Focus: Economic Development, Entrepreneurship, Workforce Training

The primary project will involve creating a great marketing and research effort with a strong community campaign to secure passage of LB840, the local option municipal economic development act that authorizes incorporated cities to collect and appropriate local tax dollars for economic development purposes. Additional projects will include entrepreneurship, coding camp and mobile STEM lab promotion, business recruitment and workforce training.

Team:
Students: Brittney EmersonEmma Hoffschneider
Peer: Kim Beger

Sponsored By: Auburn Development Council, Nemaha County Development Foundation Fund, Nemaha County Hospital

Julia’s Nebraska Story

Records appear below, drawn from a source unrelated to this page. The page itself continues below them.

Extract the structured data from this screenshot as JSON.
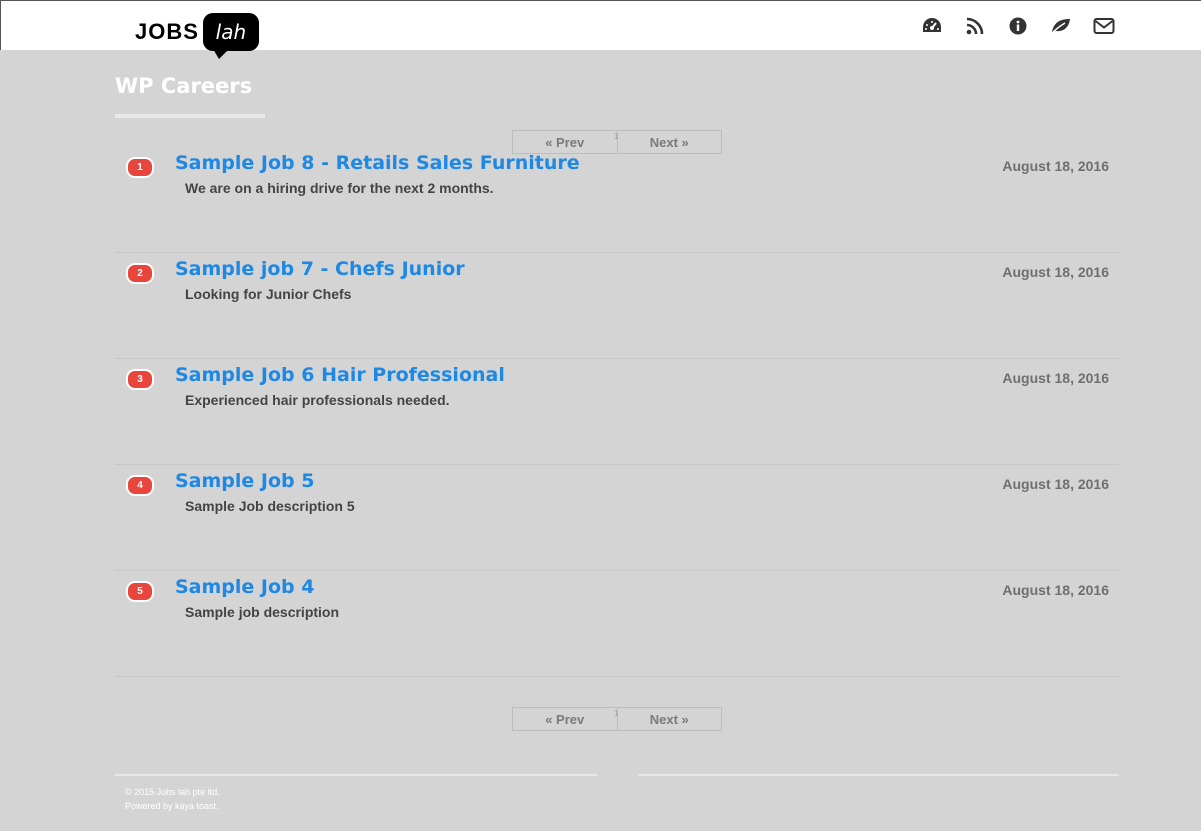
{
  "header": {
    "logo": {
      "word": "JOBS",
      "bubble": "lah"
    },
    "icons": [
      "dashboard-icon",
      "rss-icon",
      "info-icon",
      "leaf-icon",
      "envelope-icon"
    ]
  },
  "page": {
    "title": "WP Careers"
  },
  "pagination": {
    "prev_label": "« Prev",
    "next_label": "Next »",
    "current_page": "1"
  },
  "jobs": [
    {
      "number": "1",
      "title": "Sample Job 8 - Retails Sales Furniture",
      "description": "We are on a hiring drive for the next 2 months.",
      "date": "August 18, 2016"
    },
    {
      "number": "2",
      "title": "Sample job 7 - Chefs Junior",
      "description": "Looking for Junior Chefs",
      "date": "August 18, 2016"
    },
    {
      "number": "3",
      "title": "Sample Job 6 Hair Professional",
      "description": "Experienced hair professionals needed.",
      "date": "August 18, 2016"
    },
    {
      "number": "4",
      "title": "Sample Job 5",
      "description": "Sample Job description 5",
      "date": "August 18, 2016"
    },
    {
      "number": "5",
      "title": "Sample Job 4",
      "description": "Sample job description",
      "date": "August 18, 2016"
    }
  ],
  "footer": {
    "copyright": "© 2015 Jobs lah pte ltd.",
    "powered_by": "Powered by kaya toast."
  }
}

I have lived in Nebraska my whole life. I grew up a few miles outside of Johnson and graduated high school from Johnson-Brock. In 2014, I headed off to the University of Nebraska–Lincoln, trading a town with about nine total streets for one with more than 400 stoplights! The marketing agency I work for is headquartered in the Lincoln Haymarket, but its unique rural ties allow me to split my time between the capital city and Auburn, Neb., which is great, because my heart will always live in Nemaha County!

What do you hope to gain?

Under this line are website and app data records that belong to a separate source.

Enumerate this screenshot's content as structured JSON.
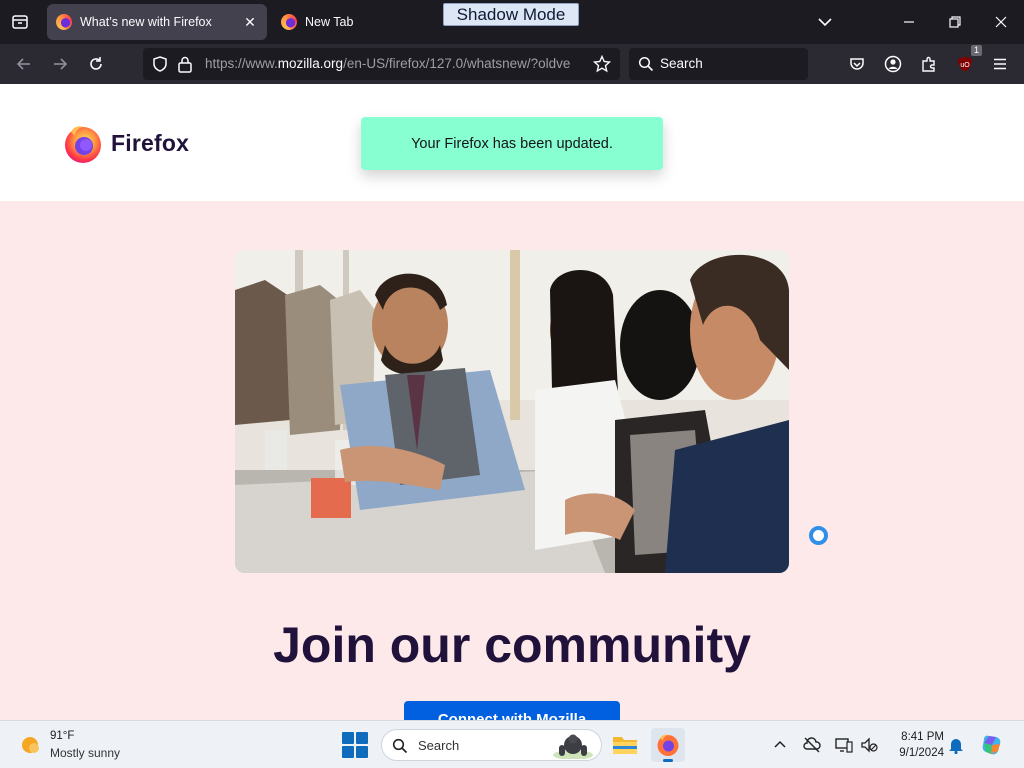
{
  "browser": {
    "tabs": [
      {
        "label": "What’s new with Firefox",
        "active": true
      },
      {
        "label": "New Tab",
        "active": false
      }
    ],
    "shadow_mode_label": "Shadow Mode",
    "url": {
      "prefix": "https://www.",
      "domain": "mozilla.org",
      "path": "/en-US/firefox/127.0/whatsnew/?oldve"
    },
    "search_label": "Search",
    "extension_badge": "1"
  },
  "page": {
    "logo_text": "Firefox",
    "notice": "Your Firefox has been updated.",
    "heading": "Join our community",
    "cta_label": "Connect with Mozilla",
    "colors": {
      "notice_bg": "#88ffd1",
      "page_bg": "#fde8ea",
      "heading": "#20123a",
      "cta_bg": "#0060df"
    }
  },
  "taskbar": {
    "weather": {
      "temp": "91°F",
      "desc": "Mostly sunny"
    },
    "search_label": "Search",
    "time": "8:41 PM",
    "date": "9/1/2024"
  },
  "icons": {
    "list_all_tabs": "list-all-tabs-icon",
    "tab_close": "close-icon",
    "tabs_overflow": "chevron-down-icon",
    "minimize": "minimize-icon",
    "restore": "restore-icon",
    "close_window": "close-icon",
    "back": "back-arrow-icon",
    "forward": "forward-arrow-icon",
    "reload": "reload-icon",
    "tracking_protection": "shield-icon",
    "security": "lock-icon",
    "bookmark": "star-icon",
    "search": "search-icon",
    "pocket": "pocket-icon",
    "account": "account-icon",
    "extensions": "puzzle-icon",
    "ublock": "ublock-origin-icon",
    "menu": "hamburger-menu-icon"
  }
}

I was a communications intern for the Rural Futures Institute in college. I would love to help foster the same growth and development I experienced being a part of the program.

Why do you think it important community leaders have this type of experience in terms of inclusive leadership development?

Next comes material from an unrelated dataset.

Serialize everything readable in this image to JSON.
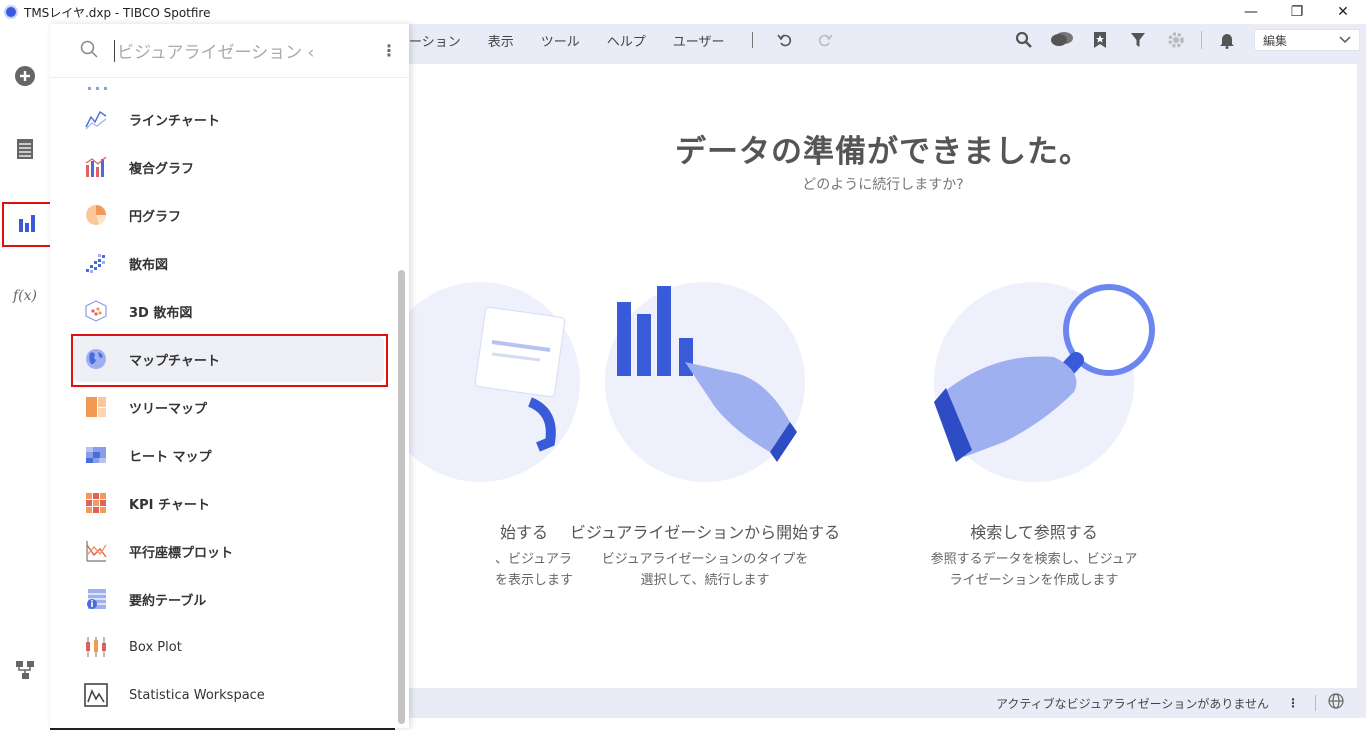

The key to positive community growth is inclusion — of both people and diverse ideas. I think it’s important as a leader to foster that inclusion and make the best effort possible to help the community thrive.

Why is this contribution of students from the University of Nebraska significant to you and your community?

It sounds cliché to say, but it truly is always great to get young people in the door to pour their time and ideas into a community. Even though rural communities are the heartbeat of Nebraska, they don’t usually receive that type of investment.

I also think it’s important for University of Nebraska students to experience the vibrance of rural Nebraska. Some of them may be familiar with what it’s like to live in a rural area, but for others it could be incredibly eye-opening.

In this age of technology, the opportunities for young people in rural America are real and truly endless, and it’s important that we make the time and commitment to cultivate those opportunities so that they don’t fall behind or shrivel up.

Why is rural important?

Perhaps I’m biased, but to me, rural is the backbone and the heart beat of the United States. It is home to the ag cycle that produces our food, and it is quickly becoming the hub for cleaner energy and renewable plastic solutions. That doesn’t mean that rural America is without its setbacks. It’s important that we develop and protect the opportunities and resources that exist in rural, while continuing to work toward solutions for issues such as access to health care and broadband. A thriving rural U.S. is in the best interest of everyone.

Why does now provide tremendous opportunity to move rural communities forward?

With the rapidly changing landscape of agriculture and job availability, the reality is that the population of many rural communities is both aging and shrinking. I believe that by capitalizing on changes in technology and seizing rural broadband opportunities, we can start to shift those trends. As the job market changes, more and more young people have the ability to work from anywhere — so why not work in the middle of everywhere? There are hundreds of reasons to choose rural — including, but not limited to, a lower cost of living, safe neighborhoods, clean air, vibrant community spirit and more.